Bitter sweet end for cannabis candies

04 November 2001

SHE put an ounce and a half in every bar. But now Biz Ivol - the Orkney woman who popularised cannabis chocolate - is giving up her career as a confectioner of Class-Bs.

Ivolís deteriorating health means it is no longer possible for her to post free cannabis-laced chocolates to fellow sufferers of multiple sclerosis.

But the 53-year-old, whose home was raided by police in August this year, has passed on her recipe to friends in England, and has vowed to defy the authorities by continuing to grow the drug.

Now friends of Ivol have pleaded with their local MSP - Justice Minister Jim Wallace - asking him to intervene.

Ivol told Scotland on Sunday: "I have begun growing cannabis again. I have plants in the house, and I take some cannabis each night to relieve the pain before I go to bed.

"But, unfortunately, because I canít get out of the house any more, I canít post cannabis chocolates to others. And I donít want to run the risk of getting other people into trouble, so I have been forced to stop sending chocolates away."

Ivol added: "I think Iím really past caring whether they come around and arrest me or caution me or whatever. I think itís crazy that they are making criminals out of harmless MS-sufferers who are otherwise peaceful and law-abiding. Iím hardly the criminal type, I think youíd admit."

Ivol confirmed she had passed her special recipes for cannabis within Belgian chocolate to others in Cumbria and Leicestershire, who were continuing her work in distributing the chocolates.

Ivol added she was unimpressed by the governmentís recent announcement that cannabis was to be reclassified as a Class-C drug, meaning those caught in possession would no longer be arrested.

She said: "This has created as much of a grey area as ever. I can still be cautioned for smoking cannabis. What will they do? Warn me that if I continue they might warn me again? Supplying cannabis to other people who have MS will still be an offence. Itís absurd."

The change in the law does not apply to supplying cannabis, which is punishable by up to two years in jail.

Orkney police say they are still investigating Ivol and her cottage cannabis-chocolates industry, although she has not been charged.

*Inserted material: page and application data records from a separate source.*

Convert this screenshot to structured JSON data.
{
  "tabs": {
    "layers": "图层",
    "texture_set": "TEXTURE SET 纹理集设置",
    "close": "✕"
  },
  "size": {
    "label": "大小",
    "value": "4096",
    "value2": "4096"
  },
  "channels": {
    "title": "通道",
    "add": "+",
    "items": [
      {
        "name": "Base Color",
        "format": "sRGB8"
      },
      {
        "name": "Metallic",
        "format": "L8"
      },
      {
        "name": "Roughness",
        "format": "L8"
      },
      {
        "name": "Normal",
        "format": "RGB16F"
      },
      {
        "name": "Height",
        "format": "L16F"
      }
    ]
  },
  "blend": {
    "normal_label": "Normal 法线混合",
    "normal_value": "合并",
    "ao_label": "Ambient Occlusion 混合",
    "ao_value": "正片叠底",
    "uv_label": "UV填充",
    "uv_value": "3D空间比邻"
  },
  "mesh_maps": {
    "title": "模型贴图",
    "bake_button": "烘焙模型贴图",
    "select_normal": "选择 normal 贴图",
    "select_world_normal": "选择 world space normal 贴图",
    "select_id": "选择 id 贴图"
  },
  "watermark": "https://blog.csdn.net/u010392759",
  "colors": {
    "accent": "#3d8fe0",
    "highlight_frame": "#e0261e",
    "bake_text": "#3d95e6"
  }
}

A spokeswoman for Northern Constabulary, based in Inverness, said that their enquiries were continuing.

In Augustís raid, police confiscated Ivolís cannabis, along with her address books. Ivol said the homes of some of the people she had supplied cannabis chocolates to had also been raided by the police.

Meanwhile, a spokesman for the Scottish Liberal Democrats confirmed that friends of Ivol had approached Jim Wallace to ask if he could help resolve her legal dilemma.

The spokesman said Wallace would not involve himself directly in the matter.

However, the spokesman added that Wallace was sympathetic to those who wished to use cannabis as a palliative.

He said: "Jim Wallace has a long record of backing motions in the Commons to allow the medical use of cannabis.

"Thereís a higher than average incidence of MS in Orkney and Shetland and he has had a number of constituents who have approached him on this issue."